■ Exercise instructions ■
The required answer is an exact copy of the records below, without pictures.

■ Supplied records ■
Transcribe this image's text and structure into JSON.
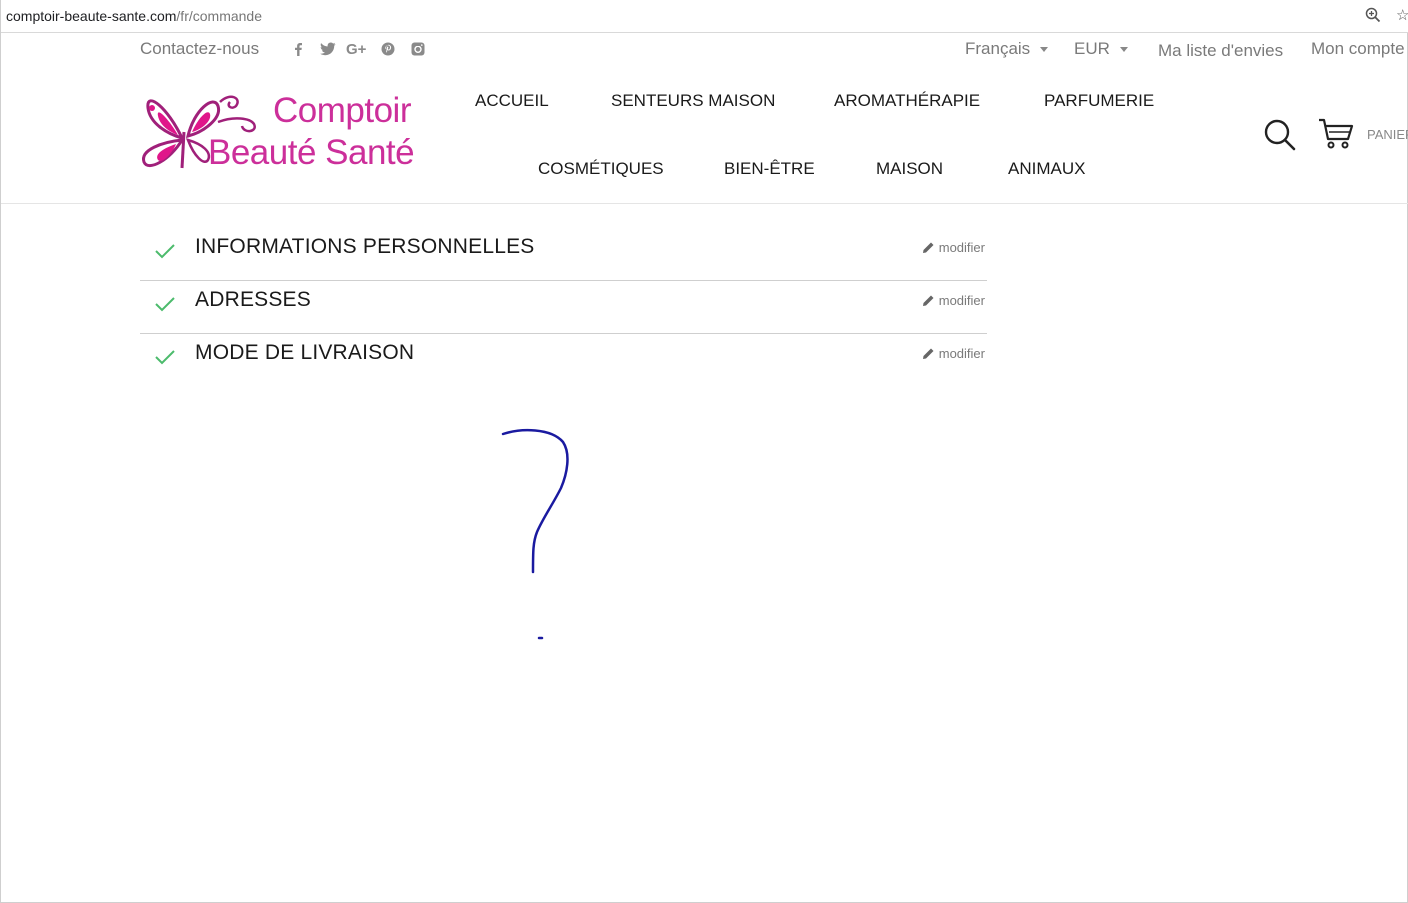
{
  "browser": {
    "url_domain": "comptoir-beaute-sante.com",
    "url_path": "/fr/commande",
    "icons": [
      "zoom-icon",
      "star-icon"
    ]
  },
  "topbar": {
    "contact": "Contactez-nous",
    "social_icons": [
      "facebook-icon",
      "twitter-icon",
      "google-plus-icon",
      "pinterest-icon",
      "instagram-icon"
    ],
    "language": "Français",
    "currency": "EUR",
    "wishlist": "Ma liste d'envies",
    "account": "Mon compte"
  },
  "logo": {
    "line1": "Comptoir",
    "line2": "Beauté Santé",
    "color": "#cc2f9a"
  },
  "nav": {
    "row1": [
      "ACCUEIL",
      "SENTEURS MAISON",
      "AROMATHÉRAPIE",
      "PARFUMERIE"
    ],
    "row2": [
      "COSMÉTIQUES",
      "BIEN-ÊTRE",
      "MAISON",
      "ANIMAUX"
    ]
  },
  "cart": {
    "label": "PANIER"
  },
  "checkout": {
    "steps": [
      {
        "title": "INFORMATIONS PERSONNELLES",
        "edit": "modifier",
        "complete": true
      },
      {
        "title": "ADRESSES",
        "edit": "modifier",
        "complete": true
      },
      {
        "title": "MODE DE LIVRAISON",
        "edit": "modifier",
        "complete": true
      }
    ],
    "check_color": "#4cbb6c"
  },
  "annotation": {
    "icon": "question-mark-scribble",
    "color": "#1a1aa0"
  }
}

■ Written solution ■
Transcribe this image's text and structure into JSON.
{
  "browser": {
    "url_domain": "comptoir-beaute-sante.com",
    "url_path": "/fr/commande",
    "icons": [
      "zoom-icon",
      "star-icon"
    ]
  },
  "topbar": {
    "contact": "Contactez-nous",
    "social_icons": [
      "facebook-icon",
      "twitter-icon",
      "google-plus-icon",
      "pinterest-icon",
      "instagram-icon"
    ],
    "language": "Français",
    "currency": "EUR",
    "wishlist": "Ma liste d'envies",
    "account": "Mon compte"
  },
  "logo": {
    "line1": "Comptoir",
    "line2": "Beauté Santé",
    "color": "#cc2f9a"
  },
  "nav": {
    "row1": [
      "ACCUEIL",
      "SENTEURS MAISON",
      "AROMATHÉRAPIE",
      "PARFUMERIE"
    ],
    "row2": [
      "COSMÉTIQUES",
      "BIEN-ÊTRE",
      "MAISON",
      "ANIMAUX"
    ]
  },
  "cart": {
    "label": "PANIER"
  },
  "checkout": {
    "steps": [
      {
        "title": "INFORMATIONS PERSONNELLES",
        "edit": "modifier",
        "complete": true
      },
      {
        "title": "ADRESSES",
        "edit": "modifier",
        "complete": true
      },
      {
        "title": "MODE DE LIVRAISON",
        "edit": "modifier",
        "complete": true
      }
    ],
    "check_color": "#4cbb6c"
  },
  "annotation": {
    "icon": "question-mark-scribble",
    "color": "#1a1aa0"
  }
}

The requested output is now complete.